What you are asked to do:
Wherever the listing has a line with the string "Saúde", copy that line out.

Records for the task:
━━━
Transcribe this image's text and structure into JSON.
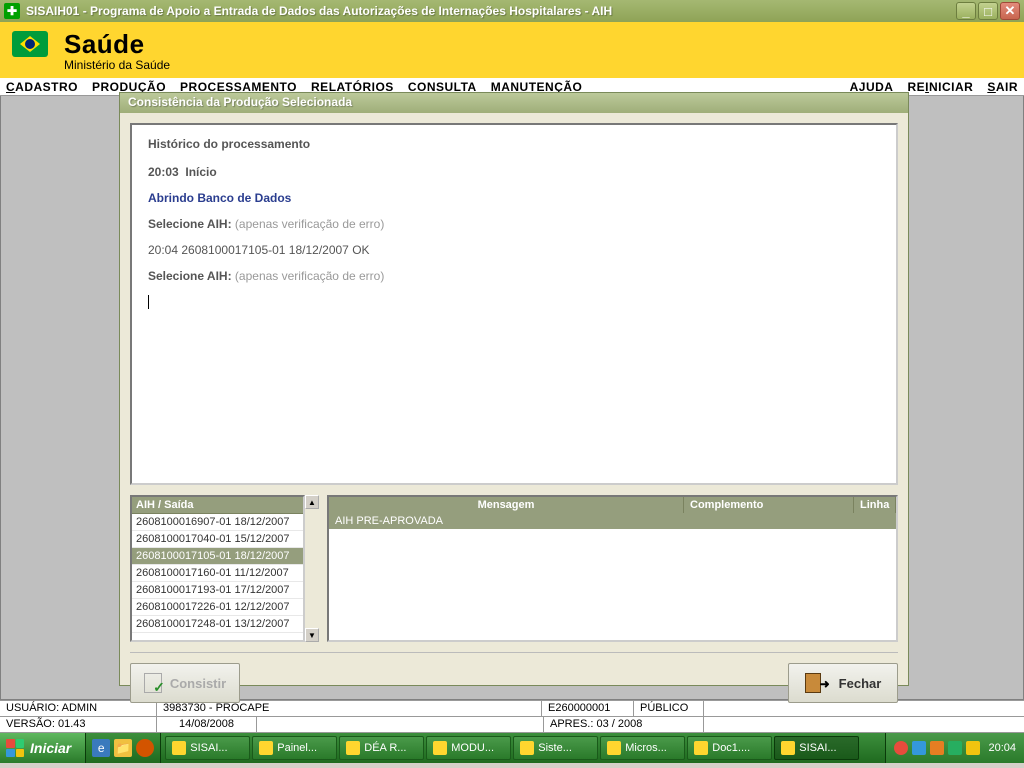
{
  "titlebar": {
    "text": "SISAIH01 - Programa de Apoio a Entrada de Dados das Autorizações de Internações Hospitalares - AIH"
  },
  "header": {
    "saude": "Saúde",
    "ministerio": "Ministério da Saúde"
  },
  "menu": {
    "cadastro": "CADASTRO",
    "producao": "PRODUÇÃO",
    "processamento": "PROCESSAMENTO",
    "relatorios": "RELATÓRIOS",
    "consulta": "CONSULTA",
    "manutencao": "MANUTENÇÃO",
    "ajuda": "AJUDA",
    "reiniciar": "REINICIAR",
    "sair": "SAIR"
  },
  "dialog": {
    "title": "Consistência da Produção Selecionada",
    "log": {
      "label": "Histórico do processamento",
      "l1_time": "20:03",
      "l1_text": "Início",
      "l2": "Abrindo Banco de Dados",
      "l3_label": "Selecione AIH:",
      "l3_paren": "(apenas verificação de erro)",
      "l4": "20:04  2608100017105-01 18/12/2007  OK",
      "l5_label": "Selecione AIH:",
      "l5_paren": "(apenas verificação de erro)"
    },
    "list": {
      "header": "AIH / Saída",
      "items": [
        "2608100016907-01 18/12/2007",
        "2608100017040-01 15/12/2007",
        "2608100017105-01 18/12/2007",
        "2608100017160-01 11/12/2007",
        "2608100017193-01 17/12/2007",
        "2608100017226-01 12/12/2007",
        "2608100017248-01 13/12/2007"
      ],
      "selected_index": 2
    },
    "msg": {
      "col_mensagem": "Mensagem",
      "col_complemento": "Complemento",
      "col_linha": "Linha",
      "row1": "AIH PRE-APROVADA"
    },
    "buttons": {
      "consistir": "Consistir",
      "fechar": "Fechar"
    }
  },
  "status": {
    "usuario_label": "USUÁRIO: ADMIN",
    "estab": "3983730 - PROCAPE",
    "cnes": "E260000001",
    "publico": "PÚBLICO",
    "versao_label": "VERSÃO: 01.43",
    "data": "14/08/2008",
    "apres": "APRES.: 03 / 2008"
  },
  "taskbar": {
    "start": "Iniciar",
    "items": [
      {
        "label": "SISAI..."
      },
      {
        "label": "Painel..."
      },
      {
        "label": "DÉA R..."
      },
      {
        "label": "MODU..."
      },
      {
        "label": "Siste..."
      },
      {
        "label": "Micros..."
      },
      {
        "label": "Doc1...."
      },
      {
        "label": "SISAI..."
      }
    ],
    "time": "20:04"
  }
}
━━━
Exercise result:
    "saude": "Saúde",
    "ministerio": "Ministério da Saúde"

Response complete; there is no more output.